We chanted that phrase as we systematically stripped Muslim and other Middle Eastern people of their God-given rights. We turned a blind eye as our country began abusing its power as we set up an internment camp in Cuba were we could incarcerate whomever we identified as a terrorist suspect, no questions asked. We even went so far as to demonize Edward Snowden, the man who opened our eyes to the NSA’s overreach under the guise of the PATRIOT ACT. We didn’t care, we chanted “NEVER FORGET” as we condemned him to death without even giving him a trial. When we captured Chelsea Manning we decided we’d persecute her in his place. We didn’t care we just chanted “NEVER FORGET.”
What began as a reminder that our country was not about to let the events of that fateful day go has turned into a reminder that we absolutely will never forget that day. We also will never forget the atrocities it has led to. Nor will we forget the personal liberties we sacrificed in the name of National Security. It’s easy to forget that we didn’t even have an NSA before 9/11. It was commissioned in the aftermath of that day as a reminder we weren’t about to let that shit ever happen again. We demanded blood. We didn’t care how much or even who’s blood we spilled, and we spilled enough blood over the ensuing years to fill both of those towers to the brim with it.

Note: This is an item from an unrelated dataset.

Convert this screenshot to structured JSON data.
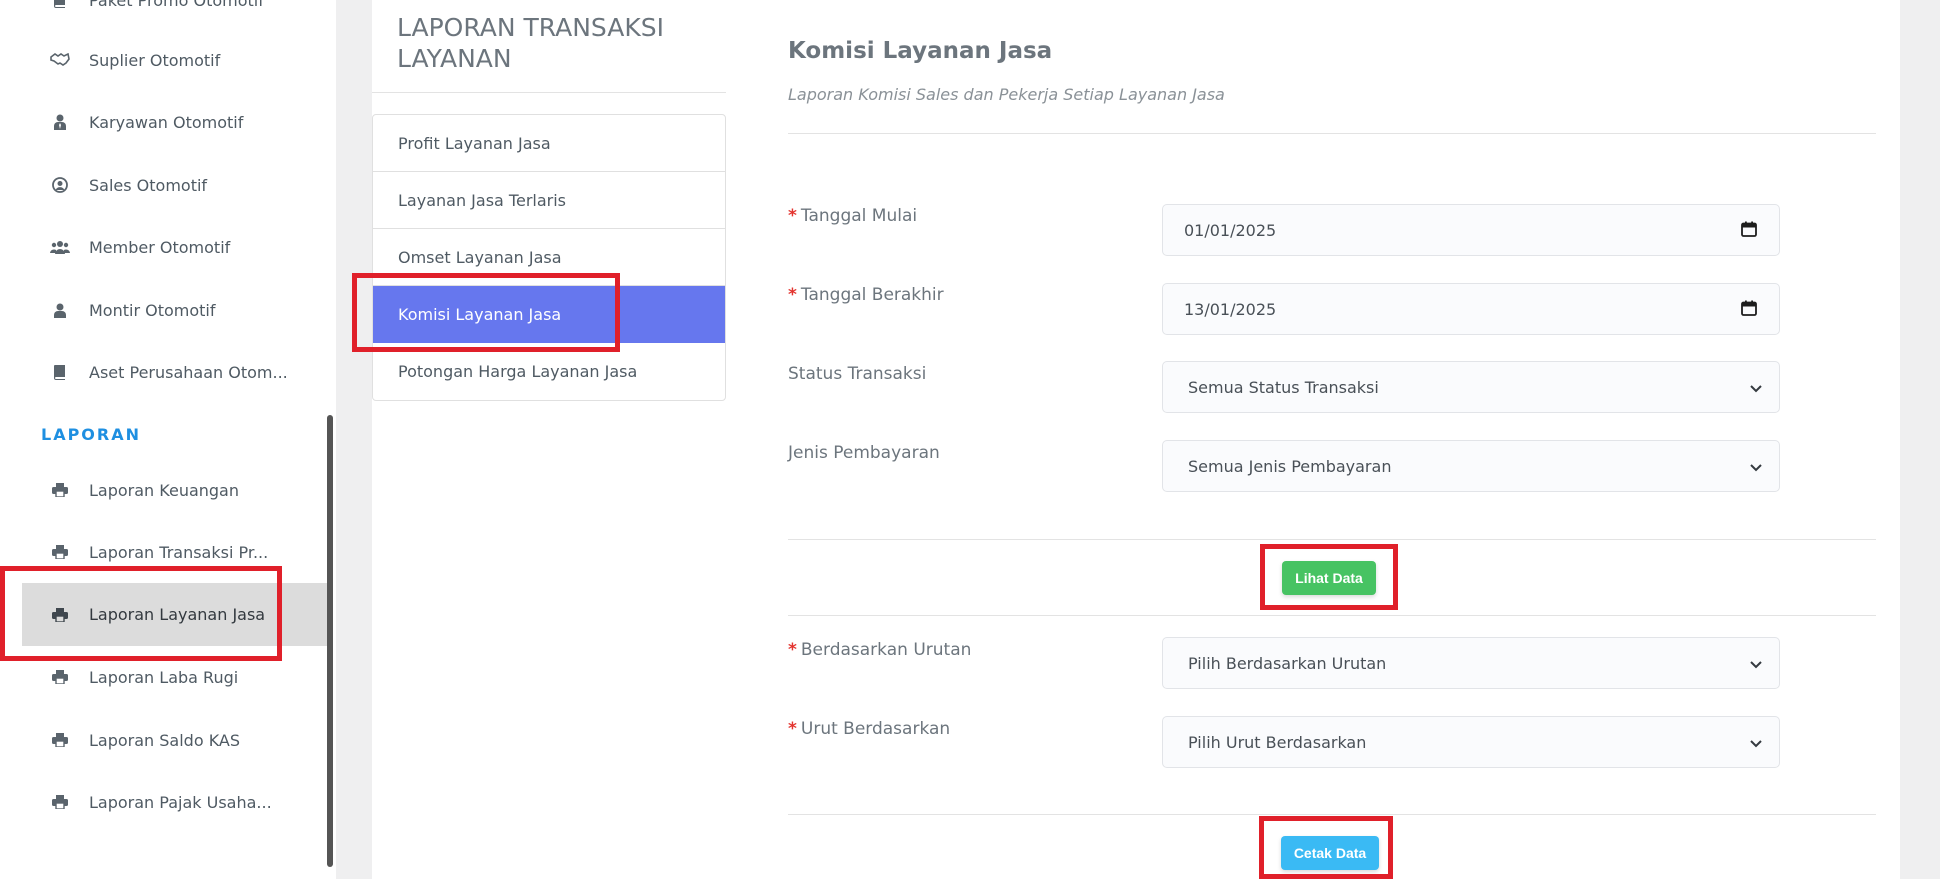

I will never forget where I was that day. I will never forget how it united us for a few days. I will never forget the freedoms I lost and today don’t even miss because they’ve been gone too long. I can remember a world pre-9/11 and a world that came after. The very fact our most popular video game, to this day, is one where U.S. soldiers continue fighting that War on Terror is a reminder how that chant, “Never Forget” has permeated every aspect of American culture.
As we reflect on the 20th anniversary of one of the darkest days in U.S. history there is one thing we can’t say today, 20 years later and that war is still raging. Our current president made a sacrifice. He gave up political capital to finally end the war that began moments before 9 a.m. eastern time in New York City on September 11, 2001.
As we look back at the events that unfolded over those last twenty years let me say it one last time as we move forward finally able to begin healing, NEVER FORGET.